(3,656
)
 
4,697

 
 
 
 
 
 
 
 
 
 
Property and other income
 
 
 
 
 
 
 
 
 
Property operating income
178,339

 
23,750

 
1,138

 
154,589

 
22,612

Other income
3,651

 
791

 
536

 
2,860

 
255

Total property and other income
181,990

 
24,541

 
1,674

 
157,449

 
22,867

 
 
 
 
 
 
 
 
 
 
Expenses
 
 
 
 
 
 
 
 
 
Management fee expense
43,190

 

 

 
43,190

 

Property operating expense
73,616

 
7,978

 
905

 
65,638

 
7,073

Transaction, investment and servicing expense
36,800

 
2,570

 
1,767

 
34,230

 
803

Interest expense on real estate
43,437

 
5,095

 

 
38,342

 
5,095

Depreciation and amortization
90,986

 
9,137

 
146

 
81,849

 
8,991

Provision for loan losses
113,911

 
518

 
3,386

 
113,393

 
(2,868
)
Impairment of operating real estate
31,813

 

 

 
31,813

 

Administrative expense (including $1,822, $0 and $0 of equity-based compensation expense)
26,634

 
12,669

 
15,437

 
13,965

 
(2,768
)
Total expenses
460,387

 
37,967

 
21,641

 
422,420

 
16,326

 
 
 
 
 
 
 
 
 
 
Other income (loss)
 
 
 
 
 
 
 
 
 
Unrealized gain on mortgage loans and obligations held in securitization trusts, net
5,003

 

 

 
5,003

 

Realized loss on mortgage loans and obligations held in securitization trusts, net
(3,447
)
 

 

 
(3,447
)
 

Other loss, net
(2,766
)
 
(390
)
 
(56
)
 
(2,376
)
 
(334
)
Income (loss) before equity in earnings of unconsolidated ventures and income taxes
(164,068
)
 
105,379

 
94,475

 
(269,447
)
 
10,904

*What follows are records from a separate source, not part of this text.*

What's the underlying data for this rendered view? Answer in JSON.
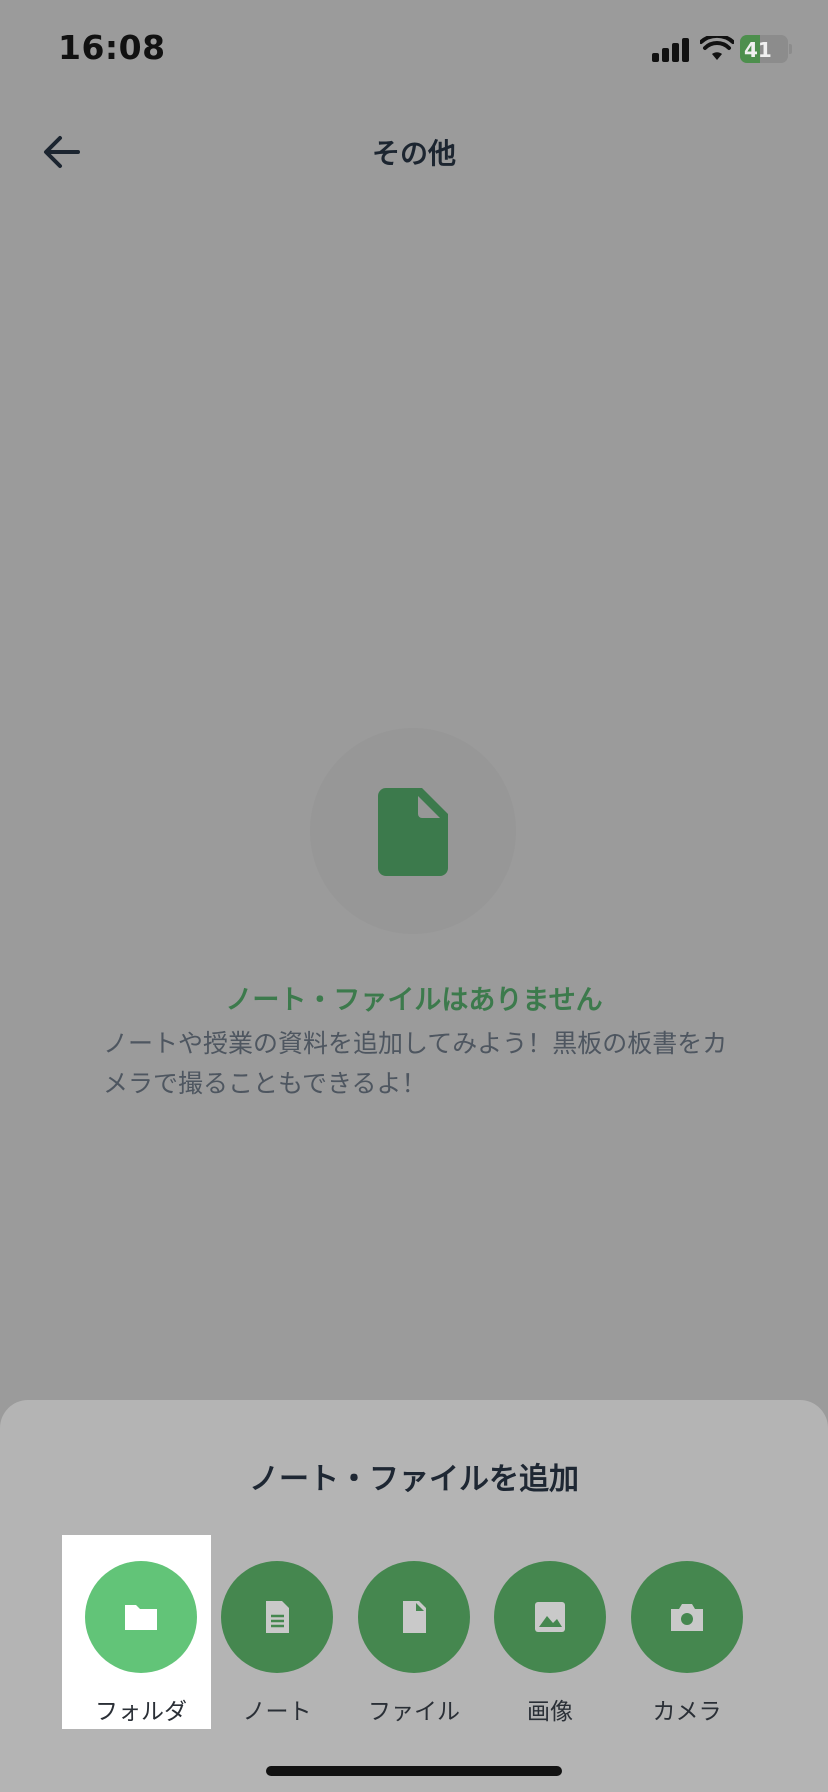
{
  "status_bar": {
    "time": "16:08",
    "battery": "41",
    "battery_level": 0.41,
    "icons": [
      "signal-icon",
      "wifi-icon",
      "battery-charging-icon"
    ]
  },
  "header": {
    "title": "その他",
    "back_icon": "arrow-left-icon"
  },
  "empty_state": {
    "icon": "file-icon",
    "title": "ノート・ファイルはありません",
    "description": "ノートや授業の資料を追加してみよう！黒板の板書をカメラで撮ることもできるよ！"
  },
  "sheet": {
    "title": "ノート・ファイルを追加",
    "actions": [
      {
        "label": "フォルダ",
        "icon": "folder-icon",
        "selected": true
      },
      {
        "label": "ノート",
        "icon": "note-icon",
        "selected": false
      },
      {
        "label": "ファイル",
        "icon": "file-icon",
        "selected": false
      },
      {
        "label": "画像",
        "icon": "image-icon",
        "selected": false
      },
      {
        "label": "カメラ",
        "icon": "camera-icon",
        "selected": false
      }
    ]
  },
  "colors": {
    "overlay_bg": "#9b9b9b",
    "sheet_bg": "#b4b4b4",
    "accent": "#45874f",
    "accent_active": "#62c478",
    "title_green": "#3c7a4c"
  }
}
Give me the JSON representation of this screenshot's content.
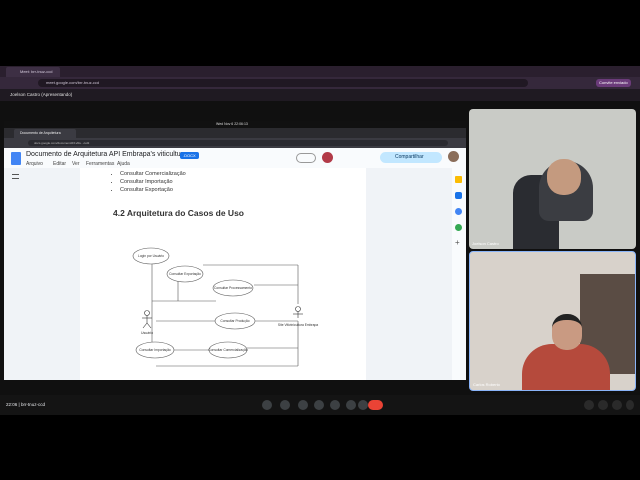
{
  "outer_browser": {
    "tab": "Meet: brr-tnuz-ccd",
    "url": "meet.google.com/brr-tnuz-ccd",
    "profile_badge": "Convite enviado",
    "banner": "Joelson Castro (Apresentando)"
  },
  "inner_browser": {
    "tab": "Documento de Arquitetura",
    "url": "docs.google.com/document/d/1vRe.../edit",
    "clock": "Wed Nov 6  22:06:13"
  },
  "docs": {
    "title": "Documento de Arquitetura API Embrapa's viticulture",
    "badge": ".DOCX",
    "menu": [
      "Arquivo",
      "Editar",
      "Ver",
      "Ferramentas",
      "Ajuda"
    ],
    "share_label": "Compartilhar",
    "bullets": [
      "Consultar Comercialização",
      "Consultar Importação",
      "Consultar Exportação"
    ],
    "heading": "4.2 Arquitetura do Casos de Uso",
    "diagram": {
      "actor": "Usuário",
      "system": "Site Vitivinicultura Embrapa",
      "use_cases": [
        "Login por Usuário",
        "Consultar Exportação",
        "Consultar Processamento",
        "Consultar Produção",
        "Consultar Importação",
        "Consultar Comercialização"
      ]
    }
  },
  "participants": [
    {
      "name": "Joelson Castro"
    },
    {
      "name": "Carlos Roberto"
    }
  ],
  "bottom": {
    "time": "22:06",
    "meeting_code": "brr-tnuz-ccd"
  }
}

Equity in earnings (losses) of unconsolidated ventures
23,774

 
24,709

 
16,067

 
(935
)
 
8,642

Income tax expense
(37,059
)
 
(2,208
)
 
(1,521
)
 
(34,851
)
 
(687
)